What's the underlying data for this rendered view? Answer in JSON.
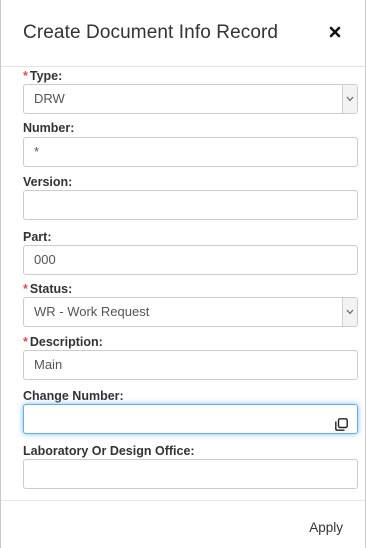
{
  "dialog": {
    "title": "Create Document Info Record",
    "close_icon": "close-icon"
  },
  "fields": {
    "type": {
      "required_mark": "*",
      "label": "Type:",
      "value": "DRW",
      "control": "select"
    },
    "number": {
      "label": "Number:",
      "value": "*"
    },
    "version": {
      "label": "Version:",
      "value": ""
    },
    "part": {
      "label": "Part:",
      "value": "000"
    },
    "status": {
      "required_mark": "*",
      "label": "Status:",
      "value": "WR - Work Request",
      "control": "select"
    },
    "description": {
      "required_mark": "*",
      "label": "Description:",
      "value": "Main"
    },
    "change_number": {
      "label": "Change Number:",
      "value": "",
      "icon": "lookup-icon",
      "focused": true
    },
    "lab_office": {
      "label": "Laboratory Or Design Office:",
      "value": ""
    }
  },
  "footer": {
    "apply_label": "Apply"
  },
  "colors": {
    "required": "#d9534f",
    "focus_border": "#66afe9"
  }
}
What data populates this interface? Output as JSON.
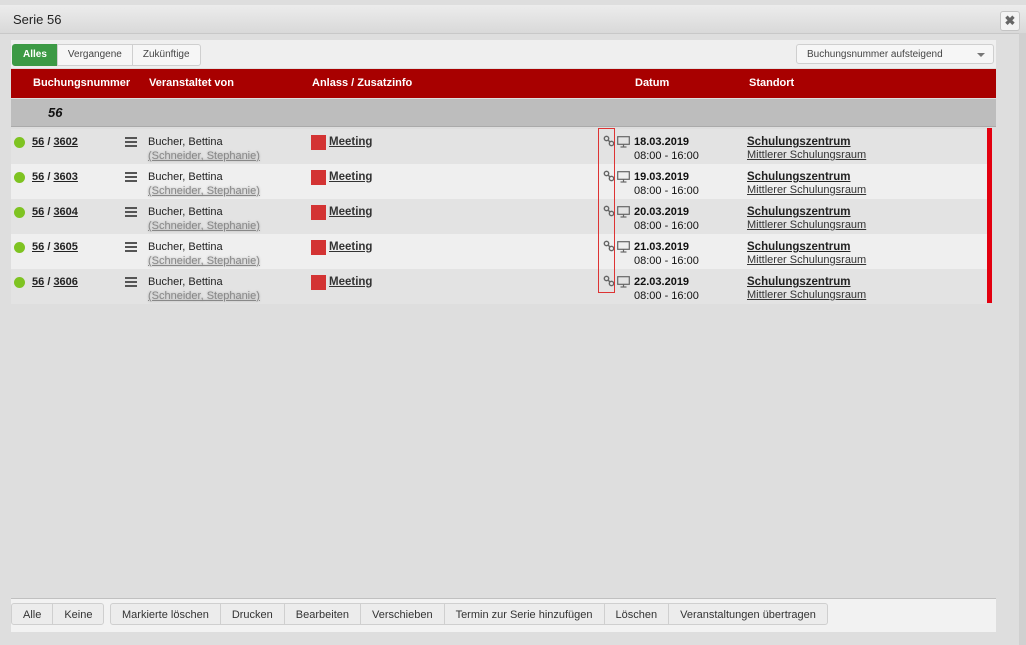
{
  "dialog": {
    "title": "Serie 56",
    "close": "✖"
  },
  "filters": {
    "tabs": [
      "Alles",
      "Vergangene",
      "Zukünftige"
    ],
    "active": "Alles"
  },
  "sort": {
    "selected": "Buchungsnummer aufsteigend"
  },
  "columns": {
    "buchungsnummer": "Buchungsnummer",
    "veranstaltet": "Veranstaltet von",
    "anlass": "Anlass / Zusatzinfo",
    "datum": "Datum",
    "standort": "Standort"
  },
  "group": {
    "label": "56"
  },
  "rows": [
    {
      "series": "56",
      "id": "3602",
      "sep": "/",
      "organizer": "Bucher, Bettina",
      "sub": "(Schneider, Stephanie)",
      "occasion": "Meeting",
      "date": "18.03.2019",
      "time": "08:00 - 16:00",
      "location": "Schulungszentrum",
      "room": "Mittlerer Schulungsraum"
    },
    {
      "series": "56",
      "id": "3603",
      "sep": "/",
      "organizer": "Bucher, Bettina",
      "sub": "(Schneider, Stephanie)",
      "occasion": "Meeting",
      "date": "19.03.2019",
      "time": "08:00 - 16:00",
      "location": "Schulungszentrum",
      "room": "Mittlerer Schulungsraum"
    },
    {
      "series": "56",
      "id": "3604",
      "sep": "/",
      "organizer": "Bucher, Bettina",
      "sub": "(Schneider, Stephanie)",
      "occasion": "Meeting",
      "date": "20.03.2019",
      "time": "08:00 - 16:00",
      "location": "Schulungszentrum",
      "room": "Mittlerer Schulungsraum"
    },
    {
      "series": "56",
      "id": "3605",
      "sep": "/",
      "organizer": "Bucher, Bettina",
      "sub": "(Schneider, Stephanie)",
      "occasion": "Meeting",
      "date": "21.03.2019",
      "time": "08:00 - 16:00",
      "location": "Schulungszentrum",
      "room": "Mittlerer Schulungsraum"
    },
    {
      "series": "56",
      "id": "3606",
      "sep": "/",
      "organizer": "Bucher, Bettina",
      "sub": "(Schneider, Stephanie)",
      "occasion": "Meeting",
      "date": "22.03.2019",
      "time": "08:00 - 16:00",
      "location": "Schulungszentrum",
      "room": "Mittlerer Schulungsraum"
    }
  ],
  "bottom": {
    "select": [
      "Alle",
      "Keine"
    ],
    "actions": [
      "Markierte löschen",
      "Drucken",
      "Bearbeiten",
      "Verschieben",
      "Termin zur Serie hinzufügen",
      "Löschen",
      "Veranstaltungen übertragen"
    ]
  },
  "colors": {
    "header": "#a80000",
    "active_tab": "#3c9a45",
    "status_dot": "#7ec321",
    "event_color": "#d33333",
    "series_bar": "#e3000f"
  },
  "icons": {
    "status": "status-dot-icon",
    "menu": "hamburger-icon",
    "link": "link-icon",
    "monitor": "monitor-icon",
    "close": "close-icon"
  }
}
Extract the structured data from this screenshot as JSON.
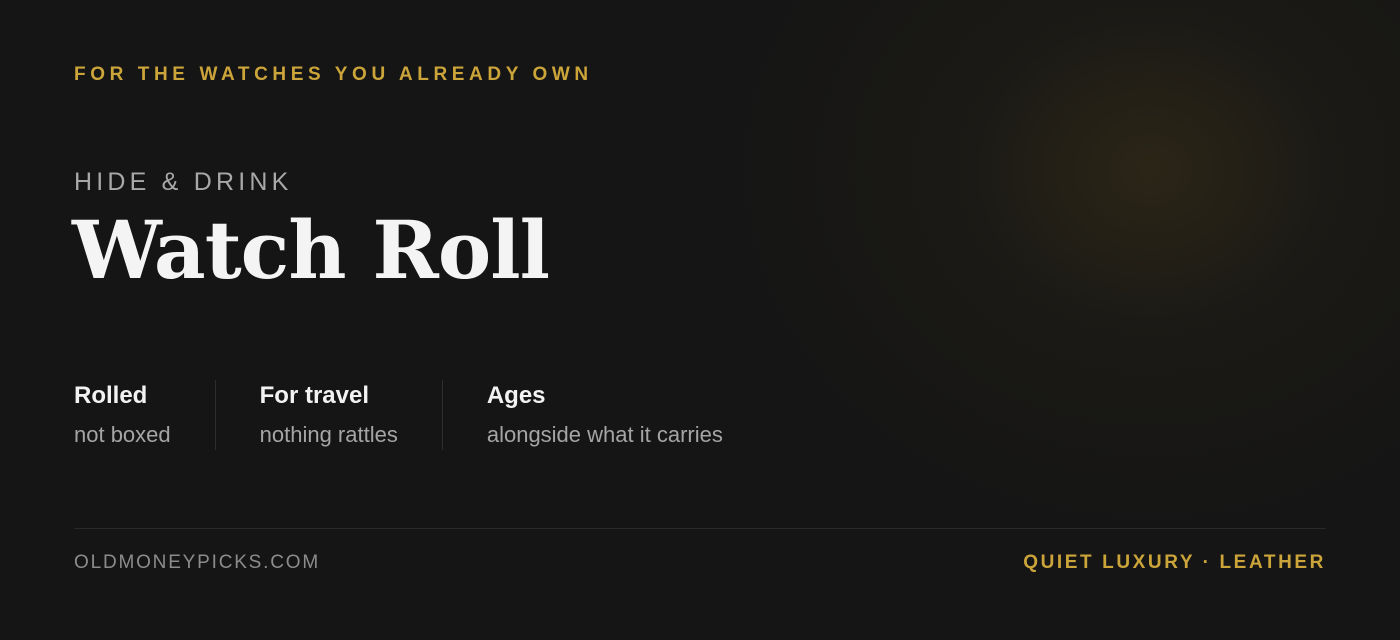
{
  "eyebrow": "FOR THE WATCHES YOU ALREADY OWN",
  "brand": "HIDE & DRINK",
  "title": "Watch Roll",
  "features": [
    {
      "title": "Rolled",
      "subtitle": "not boxed"
    },
    {
      "title": "For travel",
      "subtitle": "nothing rattles"
    },
    {
      "title": "Ages",
      "subtitle": "alongside what it carries"
    }
  ],
  "footer": {
    "domain": "OLDMONEYPICKS.COM",
    "tagline": "QUIET LUXURY · LEATHER"
  },
  "colors": {
    "background": "#151515",
    "accent_gold": "#cba43a",
    "title_text": "#f4f4f4",
    "muted_text": "#a5a5a5"
  }
}
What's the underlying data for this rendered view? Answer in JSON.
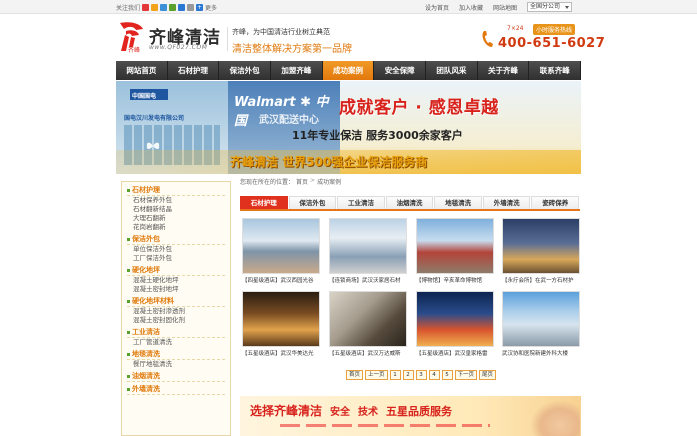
{
  "topbar": {
    "follow_label": "关注我们",
    "more_label": "更多",
    "links": [
      "设为首页",
      "加入收藏",
      "网站地图"
    ],
    "branch_select": "全国分公司"
  },
  "header": {
    "logo_cn": "齐峰清洁",
    "logo_url": "www.QF027.COM",
    "logo_badge": "齐峰",
    "slogan_line1": "齐峰，为中国清洁行业树立典范",
    "slogan_line2": "清洁整体解决方案第一品牌",
    "service_hours": "7×24",
    "hotline_badge": "小时服务热线",
    "hotline_number": "400-651-6027"
  },
  "nav": {
    "items": [
      "网站首页",
      "石材护理",
      "保洁外包",
      "加盟齐峰",
      "成功案例",
      "安全保障",
      "团队风采",
      "关于齐峰",
      "联系齐峰"
    ],
    "active_index": 4
  },
  "banner": {
    "left_company": "国电汉川发电有限公司",
    "left_logo": "中国国电",
    "walmart_text": "Walmart ✱ 中国",
    "walmart_sub": "武汉配送中心",
    "headline": "成就客户 · 感恩卓越",
    "subline": "11年专业保洁 服务3000余家客户",
    "bottom_line": "齐峰清洁 世界500强企业保洁服务商"
  },
  "sidebar": {
    "groups": [
      {
        "title": "石材护理",
        "items": [
          "石材保养外包",
          "石材翻新结晶",
          "大理石翻新",
          "花岗岩翻新"
        ]
      },
      {
        "title": "保洁外包",
        "items": [
          "单位保洁外包",
          "工厂保洁外包"
        ]
      },
      {
        "title": "硬化地坪",
        "items": [
          "混凝土硬化地坪",
          "混凝土密封地坪"
        ]
      },
      {
        "title": "硬化地坪材料",
        "items": [
          "混凝土密封渗透剂",
          "混凝土密封固化剂"
        ]
      },
      {
        "title": "工业清洁",
        "items": [
          "工厂管道清洗"
        ]
      },
      {
        "title": "地毯清洗",
        "items": [
          "餐厅地毯清洗"
        ]
      },
      {
        "title": "油烟清洗",
        "items": []
      },
      {
        "title": "外墙清洗",
        "items": []
      }
    ]
  },
  "breadcrumb": {
    "prefix": "您现在所在的位置：",
    "home": "首页",
    "sep": ">",
    "current": "成功案例"
  },
  "subtabs": {
    "items": [
      "石材护理",
      "保洁外包",
      "工业清洁",
      "油烟清洗",
      "地毯清洗",
      "外墙清洗",
      "瓷砖保养"
    ],
    "active_index": 0
  },
  "cases": [
    {
      "caption": "【四星级酒店】武汉西园光谷"
    },
    {
      "caption": "【连锁商场】武汉沃家居石材"
    },
    {
      "caption": "【博物馆】辛亥革命博物馆"
    },
    {
      "caption": "【永疗会所】在武一方石材护"
    },
    {
      "caption": "【五星级酒店】武汉华美达光"
    },
    {
      "caption": "【五星级酒店】武汉万达威斯"
    },
    {
      "caption": "【五星级酒店】武汉皇家格雷"
    },
    {
      "caption": "武汉协和医院新建外科大楼"
    }
  ],
  "pager": {
    "first": "首页",
    "prev": "上一页",
    "pages": [
      "1",
      "2",
      "3",
      "4",
      "5"
    ],
    "next": "下一页",
    "last": "尾页"
  },
  "promo": {
    "t1": "选择齐峰清洁",
    "t2": "安全",
    "t3": "技术",
    "t4": "五星品质服务"
  },
  "colors": {
    "accent_orange": "#e2780d",
    "nav_dark": "#303030",
    "brand_red": "#d8221c",
    "sidebar_title": "#e07a0c"
  }
}
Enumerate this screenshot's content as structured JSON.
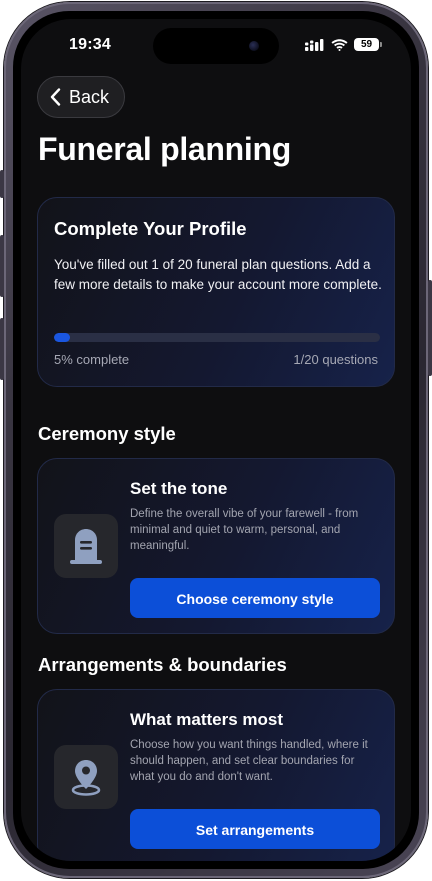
{
  "status_bar": {
    "time": "19:34",
    "battery": "59"
  },
  "nav": {
    "back_label": "Back"
  },
  "page": {
    "title": "Funeral planning"
  },
  "profile": {
    "title": "Complete Your Profile",
    "description": "You've filled out 1 of 20 funeral plan questions. Add a few more details to make your account more complete.",
    "progress_fraction": 0.05,
    "percent_label": "5% complete",
    "count_label": "1/20 questions"
  },
  "sections": [
    {
      "heading": "Ceremony style",
      "card_title": "Set the tone",
      "card_description": "Define the overall vibe of your farewell - from minimal and quiet to warm, personal, and meaningful.",
      "button_label": "Choose ceremony style",
      "icon": "gravestone-icon"
    },
    {
      "heading": "Arrangements & boundaries",
      "card_title": "What matters most",
      "card_description": "Choose how you want things handled, where it should happen, and set clear boundaries for what you do and don't want.",
      "button_label": "Set arrangements",
      "icon": "location-pin-icon"
    }
  ],
  "colors": {
    "accent": "#0c4fd8",
    "background": "#0e0e10",
    "icon": "#8fa0c0"
  }
}
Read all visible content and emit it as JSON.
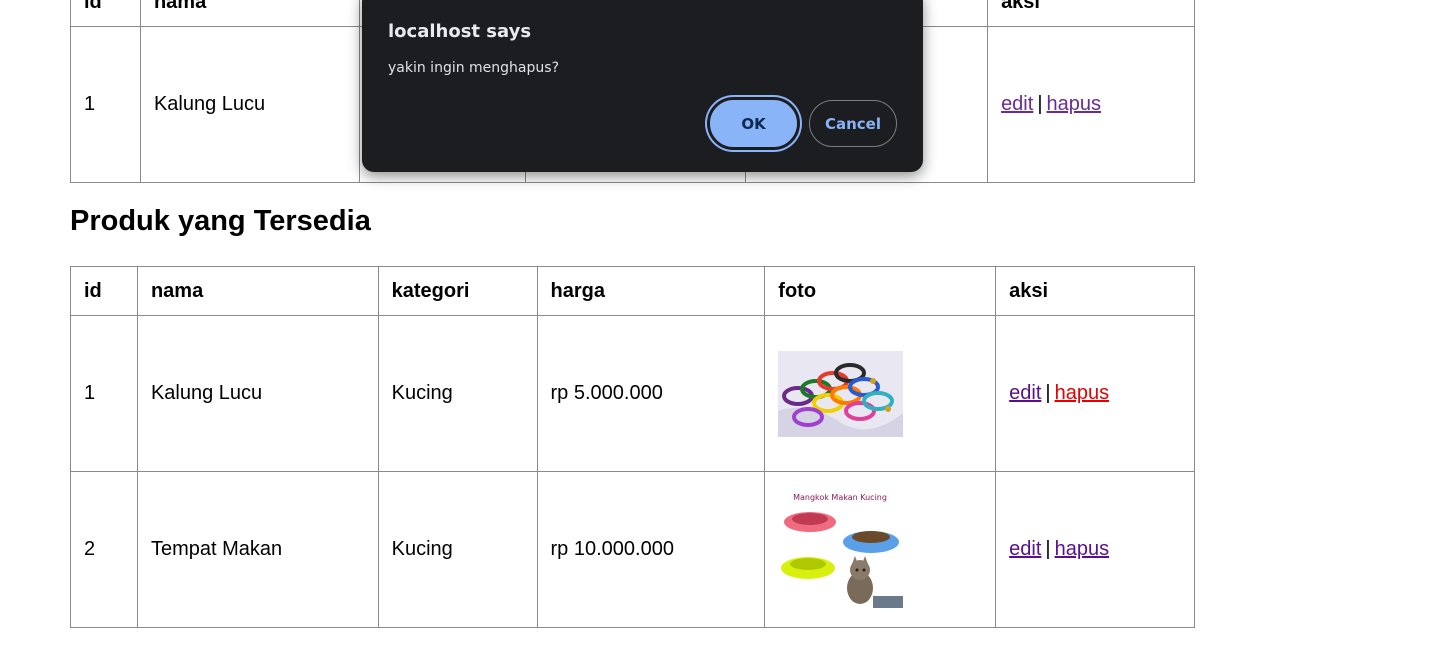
{
  "top_table": {
    "headers": [
      "id",
      "nama",
      "aksi"
    ],
    "row": {
      "id": "1",
      "nama": "Kalung Lucu",
      "edit": "edit",
      "sep": "|",
      "hapus": "hapus"
    }
  },
  "section_title": "Produk yang Tersedia",
  "products": {
    "headers": [
      "id",
      "nama",
      "kategori",
      "harga",
      "foto",
      "aksi"
    ],
    "rows": [
      {
        "id": "1",
        "nama": "Kalung Lucu",
        "kategori": "Kucing",
        "harga": "rp 5.000.000",
        "edit": "edit",
        "sep": "|",
        "hapus": "hapus"
      },
      {
        "id": "2",
        "nama": "Tempat Makan",
        "kategori": "Kucing",
        "harga": "rp 10.000.000",
        "edit": "edit",
        "sep": "|",
        "hapus": "hapus",
        "photo_caption": "Mangkok Makan Kucing"
      }
    ]
  },
  "dialog": {
    "title": "localhost says",
    "message": "yakin ingin menghapus?",
    "ok_label": "OK",
    "cancel_label": "Cancel"
  },
  "colors": {
    "dialog_bg": "#1c1d21",
    "ok_button": "#8ab4f8",
    "link_visited": "#5a0f8c",
    "link_hover": "#e60000"
  }
}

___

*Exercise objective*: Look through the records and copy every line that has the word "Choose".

*Output for this task*:
      "button_label": "Choose ceremony style",
      "card_description": "Choose how you want things handled, where it should happen, and set clear boundaries for what you do and don't want.",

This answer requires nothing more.